Component data from apps and pages
-*-*-

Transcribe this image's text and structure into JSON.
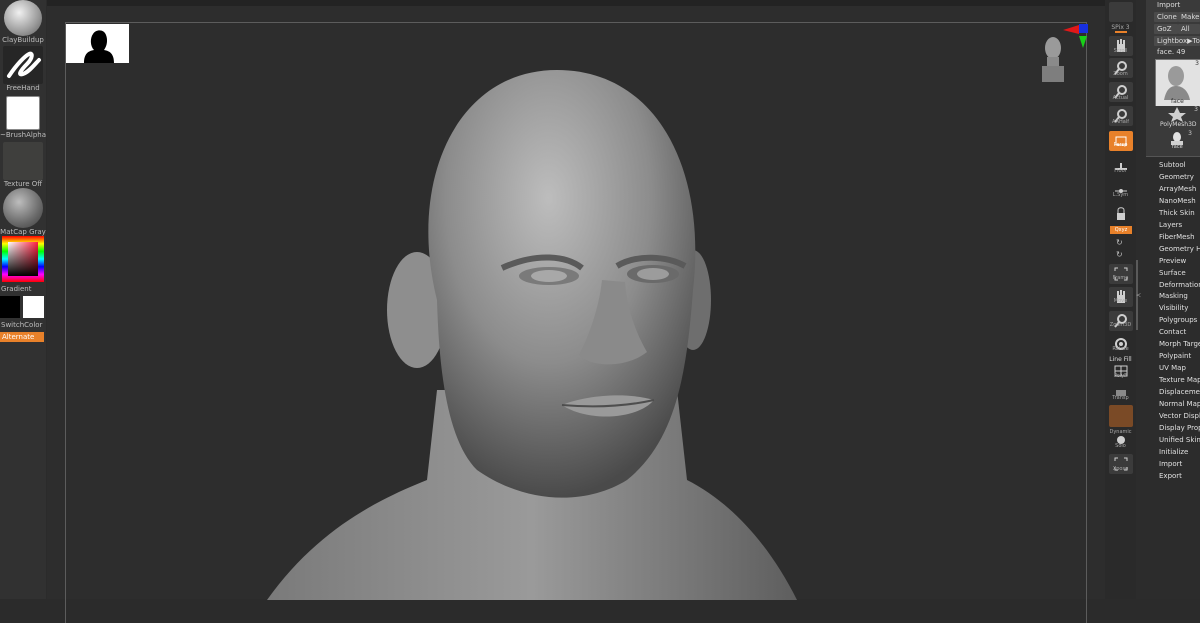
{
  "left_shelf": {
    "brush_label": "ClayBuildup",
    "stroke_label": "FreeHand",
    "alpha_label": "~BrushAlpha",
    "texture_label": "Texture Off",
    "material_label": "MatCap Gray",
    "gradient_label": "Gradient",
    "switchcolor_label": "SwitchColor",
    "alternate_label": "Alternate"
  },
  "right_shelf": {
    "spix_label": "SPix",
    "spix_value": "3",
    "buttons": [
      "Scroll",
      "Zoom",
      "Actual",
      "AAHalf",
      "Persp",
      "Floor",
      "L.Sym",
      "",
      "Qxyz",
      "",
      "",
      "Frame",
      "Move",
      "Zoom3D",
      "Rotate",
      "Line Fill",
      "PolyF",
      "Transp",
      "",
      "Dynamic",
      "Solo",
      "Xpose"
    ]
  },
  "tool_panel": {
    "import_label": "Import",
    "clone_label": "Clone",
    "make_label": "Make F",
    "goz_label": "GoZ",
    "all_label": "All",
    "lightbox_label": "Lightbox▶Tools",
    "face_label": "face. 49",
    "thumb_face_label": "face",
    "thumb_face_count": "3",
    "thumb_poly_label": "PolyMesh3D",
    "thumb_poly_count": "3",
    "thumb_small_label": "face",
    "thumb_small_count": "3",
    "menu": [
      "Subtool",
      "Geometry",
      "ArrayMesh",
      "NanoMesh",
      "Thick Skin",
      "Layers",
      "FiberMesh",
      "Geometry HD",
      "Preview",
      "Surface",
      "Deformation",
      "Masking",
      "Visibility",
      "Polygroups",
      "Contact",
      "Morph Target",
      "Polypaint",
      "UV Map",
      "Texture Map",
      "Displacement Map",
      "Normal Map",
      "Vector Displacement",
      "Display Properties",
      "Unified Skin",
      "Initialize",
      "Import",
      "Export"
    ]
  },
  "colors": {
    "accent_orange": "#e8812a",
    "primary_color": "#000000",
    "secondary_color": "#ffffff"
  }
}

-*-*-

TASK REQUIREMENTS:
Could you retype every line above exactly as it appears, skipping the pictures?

THE COMPLETED TASK:
Transcribe this image's text and structure into JSON.
{
  "left_shelf": {
    "brush_label": "ClayBuildup",
    "stroke_label": "FreeHand",
    "alpha_label": "~BrushAlpha",
    "texture_label": "Texture Off",
    "material_label": "MatCap Gray",
    "gradient_label": "Gradient",
    "switchcolor_label": "SwitchColor",
    "alternate_label": "Alternate"
  },
  "right_shelf": {
    "spix_label": "SPix",
    "spix_value": "3",
    "buttons": [
      "Scroll",
      "Zoom",
      "Actual",
      "AAHalf",
      "Persp",
      "Floor",
      "L.Sym",
      "",
      "Qxyz",
      "",
      "",
      "Frame",
      "Move",
      "Zoom3D",
      "Rotate",
      "Line Fill",
      "PolyF",
      "Transp",
      "",
      "Dynamic",
      "Solo",
      "Xpose"
    ]
  },
  "tool_panel": {
    "import_label": "Import",
    "clone_label": "Clone",
    "make_label": "Make F",
    "goz_label": "GoZ",
    "all_label": "All",
    "lightbox_label": "Lightbox▶Tools",
    "face_label": "face. 49",
    "thumb_face_label": "face",
    "thumb_face_count": "3",
    "thumb_poly_label": "PolyMesh3D",
    "thumb_poly_count": "3",
    "thumb_small_label": "face",
    "thumb_small_count": "3",
    "menu": [
      "Subtool",
      "Geometry",
      "ArrayMesh",
      "NanoMesh",
      "Thick Skin",
      "Layers",
      "FiberMesh",
      "Geometry HD",
      "Preview",
      "Surface",
      "Deformation",
      "Masking",
      "Visibility",
      "Polygroups",
      "Contact",
      "Morph Target",
      "Polypaint",
      "UV Map",
      "Texture Map",
      "Displacement Map",
      "Normal Map",
      "Vector Displacement",
      "Display Properties",
      "Unified Skin",
      "Initialize",
      "Import",
      "Export"
    ]
  },
  "colors": {
    "accent_orange": "#e8812a",
    "primary_color": "#000000",
    "secondary_color": "#ffffff"
  }
}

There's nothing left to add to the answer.